◆ What you are asked to do ◆
Which lines below contain the word "items"? Copy each of them.
----- Listed records
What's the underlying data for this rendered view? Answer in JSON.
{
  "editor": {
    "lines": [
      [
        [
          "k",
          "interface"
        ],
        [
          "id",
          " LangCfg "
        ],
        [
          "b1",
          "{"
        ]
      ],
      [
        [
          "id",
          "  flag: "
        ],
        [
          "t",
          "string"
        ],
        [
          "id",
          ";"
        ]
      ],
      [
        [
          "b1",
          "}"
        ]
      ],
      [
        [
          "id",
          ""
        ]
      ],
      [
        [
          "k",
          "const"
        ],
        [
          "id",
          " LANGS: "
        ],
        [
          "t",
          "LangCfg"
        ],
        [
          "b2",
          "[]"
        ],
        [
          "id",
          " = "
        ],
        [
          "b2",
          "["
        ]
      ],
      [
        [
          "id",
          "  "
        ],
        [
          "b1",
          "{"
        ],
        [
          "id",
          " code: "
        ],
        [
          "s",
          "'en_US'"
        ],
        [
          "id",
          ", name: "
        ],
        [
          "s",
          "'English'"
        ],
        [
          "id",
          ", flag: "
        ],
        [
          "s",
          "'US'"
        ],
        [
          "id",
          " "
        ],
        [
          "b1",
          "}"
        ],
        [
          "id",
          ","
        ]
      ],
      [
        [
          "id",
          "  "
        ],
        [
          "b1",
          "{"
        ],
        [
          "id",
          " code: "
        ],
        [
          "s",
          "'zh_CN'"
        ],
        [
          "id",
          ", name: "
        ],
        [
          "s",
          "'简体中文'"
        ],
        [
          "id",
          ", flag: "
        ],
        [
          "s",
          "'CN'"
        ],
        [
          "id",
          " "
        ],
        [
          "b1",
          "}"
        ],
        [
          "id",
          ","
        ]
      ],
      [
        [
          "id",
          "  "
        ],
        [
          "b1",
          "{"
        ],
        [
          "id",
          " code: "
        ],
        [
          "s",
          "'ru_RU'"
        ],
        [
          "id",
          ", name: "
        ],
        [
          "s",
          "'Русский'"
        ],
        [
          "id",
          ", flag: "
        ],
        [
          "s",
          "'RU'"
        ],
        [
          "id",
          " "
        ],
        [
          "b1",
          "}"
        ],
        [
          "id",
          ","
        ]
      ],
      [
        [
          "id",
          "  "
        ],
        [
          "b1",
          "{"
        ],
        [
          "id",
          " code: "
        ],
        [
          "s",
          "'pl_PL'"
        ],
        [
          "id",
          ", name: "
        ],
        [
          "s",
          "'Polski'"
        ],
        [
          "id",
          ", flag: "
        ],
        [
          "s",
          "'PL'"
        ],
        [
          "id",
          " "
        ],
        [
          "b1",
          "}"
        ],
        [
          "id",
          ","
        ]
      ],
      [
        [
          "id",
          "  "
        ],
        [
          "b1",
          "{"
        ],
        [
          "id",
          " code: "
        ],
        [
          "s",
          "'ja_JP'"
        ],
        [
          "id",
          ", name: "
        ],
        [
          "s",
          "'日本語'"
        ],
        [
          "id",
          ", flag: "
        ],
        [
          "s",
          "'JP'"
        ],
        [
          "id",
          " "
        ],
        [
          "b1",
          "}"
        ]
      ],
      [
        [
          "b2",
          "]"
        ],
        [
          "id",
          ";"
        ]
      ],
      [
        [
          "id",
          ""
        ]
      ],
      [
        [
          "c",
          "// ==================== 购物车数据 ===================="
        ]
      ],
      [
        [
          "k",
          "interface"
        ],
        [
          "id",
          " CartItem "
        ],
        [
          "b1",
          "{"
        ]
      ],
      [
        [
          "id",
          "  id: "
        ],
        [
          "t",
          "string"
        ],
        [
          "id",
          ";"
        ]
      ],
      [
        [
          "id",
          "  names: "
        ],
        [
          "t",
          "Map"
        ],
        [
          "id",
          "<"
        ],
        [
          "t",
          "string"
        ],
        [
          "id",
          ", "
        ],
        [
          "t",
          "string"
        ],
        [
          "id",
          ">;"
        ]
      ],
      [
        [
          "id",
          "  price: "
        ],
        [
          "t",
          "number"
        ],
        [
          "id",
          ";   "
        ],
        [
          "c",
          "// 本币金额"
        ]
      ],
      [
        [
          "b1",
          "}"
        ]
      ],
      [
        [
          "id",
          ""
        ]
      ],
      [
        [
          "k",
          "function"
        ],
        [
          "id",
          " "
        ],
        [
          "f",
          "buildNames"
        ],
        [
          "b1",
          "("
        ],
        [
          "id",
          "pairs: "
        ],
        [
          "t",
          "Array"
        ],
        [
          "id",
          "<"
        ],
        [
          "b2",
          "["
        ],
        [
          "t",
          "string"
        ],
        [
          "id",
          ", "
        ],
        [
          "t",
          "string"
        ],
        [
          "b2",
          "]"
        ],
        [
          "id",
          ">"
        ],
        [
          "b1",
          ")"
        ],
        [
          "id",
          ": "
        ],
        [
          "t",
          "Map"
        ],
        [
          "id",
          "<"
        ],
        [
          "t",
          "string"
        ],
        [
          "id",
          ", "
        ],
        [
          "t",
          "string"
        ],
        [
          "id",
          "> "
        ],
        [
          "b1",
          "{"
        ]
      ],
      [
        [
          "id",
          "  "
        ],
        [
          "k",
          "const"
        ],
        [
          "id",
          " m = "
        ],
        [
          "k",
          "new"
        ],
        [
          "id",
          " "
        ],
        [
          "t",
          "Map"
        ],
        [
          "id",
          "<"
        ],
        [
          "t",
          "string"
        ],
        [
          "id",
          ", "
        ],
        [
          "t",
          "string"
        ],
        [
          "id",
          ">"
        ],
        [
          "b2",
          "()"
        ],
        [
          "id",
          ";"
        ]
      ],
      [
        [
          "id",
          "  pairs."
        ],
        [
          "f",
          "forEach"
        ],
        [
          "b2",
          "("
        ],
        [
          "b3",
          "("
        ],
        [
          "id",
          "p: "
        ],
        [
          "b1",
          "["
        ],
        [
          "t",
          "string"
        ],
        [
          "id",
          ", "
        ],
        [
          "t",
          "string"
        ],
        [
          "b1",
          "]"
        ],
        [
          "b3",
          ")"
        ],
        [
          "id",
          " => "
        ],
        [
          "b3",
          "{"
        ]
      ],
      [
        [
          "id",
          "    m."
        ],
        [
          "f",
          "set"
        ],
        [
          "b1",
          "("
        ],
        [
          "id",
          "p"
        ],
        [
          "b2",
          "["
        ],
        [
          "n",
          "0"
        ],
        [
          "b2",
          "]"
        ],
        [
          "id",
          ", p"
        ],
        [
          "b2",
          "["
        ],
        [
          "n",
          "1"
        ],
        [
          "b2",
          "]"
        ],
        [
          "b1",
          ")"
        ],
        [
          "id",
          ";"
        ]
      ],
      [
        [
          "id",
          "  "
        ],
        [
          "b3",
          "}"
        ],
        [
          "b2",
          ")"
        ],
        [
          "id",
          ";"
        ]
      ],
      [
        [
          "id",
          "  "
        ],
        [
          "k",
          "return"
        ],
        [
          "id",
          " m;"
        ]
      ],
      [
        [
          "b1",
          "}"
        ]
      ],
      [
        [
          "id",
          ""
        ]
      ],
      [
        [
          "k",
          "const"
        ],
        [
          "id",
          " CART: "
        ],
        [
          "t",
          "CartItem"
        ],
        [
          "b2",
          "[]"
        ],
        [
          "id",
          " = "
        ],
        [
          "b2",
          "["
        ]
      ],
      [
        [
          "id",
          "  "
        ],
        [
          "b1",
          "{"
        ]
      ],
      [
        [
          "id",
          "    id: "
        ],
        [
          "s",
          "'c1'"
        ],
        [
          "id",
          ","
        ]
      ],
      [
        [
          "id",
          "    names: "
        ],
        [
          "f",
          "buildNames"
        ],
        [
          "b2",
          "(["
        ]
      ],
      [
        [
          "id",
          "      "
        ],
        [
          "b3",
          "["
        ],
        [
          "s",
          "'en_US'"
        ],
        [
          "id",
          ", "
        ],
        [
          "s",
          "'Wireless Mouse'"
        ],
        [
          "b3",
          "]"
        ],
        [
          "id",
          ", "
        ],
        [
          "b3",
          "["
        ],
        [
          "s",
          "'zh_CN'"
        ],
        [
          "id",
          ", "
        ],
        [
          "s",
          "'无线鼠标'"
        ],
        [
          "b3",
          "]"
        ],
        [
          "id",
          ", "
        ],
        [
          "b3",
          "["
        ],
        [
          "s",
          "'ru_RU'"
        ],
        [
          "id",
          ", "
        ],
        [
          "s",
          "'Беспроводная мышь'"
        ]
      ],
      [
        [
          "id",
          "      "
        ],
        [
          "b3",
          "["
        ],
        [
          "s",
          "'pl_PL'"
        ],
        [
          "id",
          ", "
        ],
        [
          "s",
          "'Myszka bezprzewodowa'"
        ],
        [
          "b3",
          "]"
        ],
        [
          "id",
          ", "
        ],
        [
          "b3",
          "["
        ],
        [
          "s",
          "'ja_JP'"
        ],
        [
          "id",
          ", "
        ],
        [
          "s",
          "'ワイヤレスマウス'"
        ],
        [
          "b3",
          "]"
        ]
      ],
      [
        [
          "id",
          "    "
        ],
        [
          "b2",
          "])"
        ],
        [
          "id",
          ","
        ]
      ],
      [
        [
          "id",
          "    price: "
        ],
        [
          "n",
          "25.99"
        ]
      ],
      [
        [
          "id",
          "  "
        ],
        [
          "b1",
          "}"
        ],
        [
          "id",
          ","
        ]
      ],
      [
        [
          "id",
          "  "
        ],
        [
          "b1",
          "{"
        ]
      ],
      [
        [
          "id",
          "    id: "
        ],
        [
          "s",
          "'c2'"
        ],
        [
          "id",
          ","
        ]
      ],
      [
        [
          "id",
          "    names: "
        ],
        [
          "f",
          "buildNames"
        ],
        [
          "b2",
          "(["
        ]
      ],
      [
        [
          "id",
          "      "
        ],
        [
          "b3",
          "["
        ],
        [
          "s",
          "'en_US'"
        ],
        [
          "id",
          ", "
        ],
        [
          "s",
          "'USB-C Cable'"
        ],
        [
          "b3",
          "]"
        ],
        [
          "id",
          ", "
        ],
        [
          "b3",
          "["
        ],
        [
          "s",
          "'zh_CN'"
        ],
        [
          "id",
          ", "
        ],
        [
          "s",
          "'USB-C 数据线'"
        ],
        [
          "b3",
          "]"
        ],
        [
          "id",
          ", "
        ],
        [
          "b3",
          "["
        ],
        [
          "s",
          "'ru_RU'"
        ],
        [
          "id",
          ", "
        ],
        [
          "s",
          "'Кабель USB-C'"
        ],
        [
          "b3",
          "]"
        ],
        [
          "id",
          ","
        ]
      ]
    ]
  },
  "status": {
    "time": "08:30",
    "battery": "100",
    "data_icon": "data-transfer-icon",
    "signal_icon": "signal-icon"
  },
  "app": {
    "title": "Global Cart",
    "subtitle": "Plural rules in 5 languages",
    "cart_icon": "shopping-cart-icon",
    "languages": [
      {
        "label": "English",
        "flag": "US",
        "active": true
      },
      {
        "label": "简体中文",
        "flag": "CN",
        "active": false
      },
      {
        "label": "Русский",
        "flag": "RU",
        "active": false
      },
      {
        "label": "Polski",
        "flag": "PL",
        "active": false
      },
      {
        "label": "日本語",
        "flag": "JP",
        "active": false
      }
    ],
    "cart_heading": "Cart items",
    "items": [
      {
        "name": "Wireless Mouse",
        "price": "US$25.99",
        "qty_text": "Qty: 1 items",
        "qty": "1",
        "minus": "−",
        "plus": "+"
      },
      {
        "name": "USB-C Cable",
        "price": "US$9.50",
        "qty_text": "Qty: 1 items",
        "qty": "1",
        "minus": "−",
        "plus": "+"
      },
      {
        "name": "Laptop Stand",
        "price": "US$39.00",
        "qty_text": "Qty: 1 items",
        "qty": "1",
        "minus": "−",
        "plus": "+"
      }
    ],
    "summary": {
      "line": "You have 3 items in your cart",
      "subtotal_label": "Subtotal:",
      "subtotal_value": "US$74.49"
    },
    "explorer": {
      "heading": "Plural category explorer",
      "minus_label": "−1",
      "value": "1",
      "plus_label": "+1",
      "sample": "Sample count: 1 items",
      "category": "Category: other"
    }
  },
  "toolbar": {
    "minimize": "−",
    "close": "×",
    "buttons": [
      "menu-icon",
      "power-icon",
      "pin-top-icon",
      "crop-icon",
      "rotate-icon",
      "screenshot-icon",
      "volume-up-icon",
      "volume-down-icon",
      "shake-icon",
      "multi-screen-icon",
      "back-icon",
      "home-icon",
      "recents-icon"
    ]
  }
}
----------
◆ Your response ◆
    "cart_heading": "Cart items",
    "items": [
        "qty_text": "Qty: 1 items",
        "qty_text": "Qty: 1 items",
        "qty_text": "Qty: 1 items",
      "line": "You have 3 items in your cart",
      "sample": "Sample count: 1 items",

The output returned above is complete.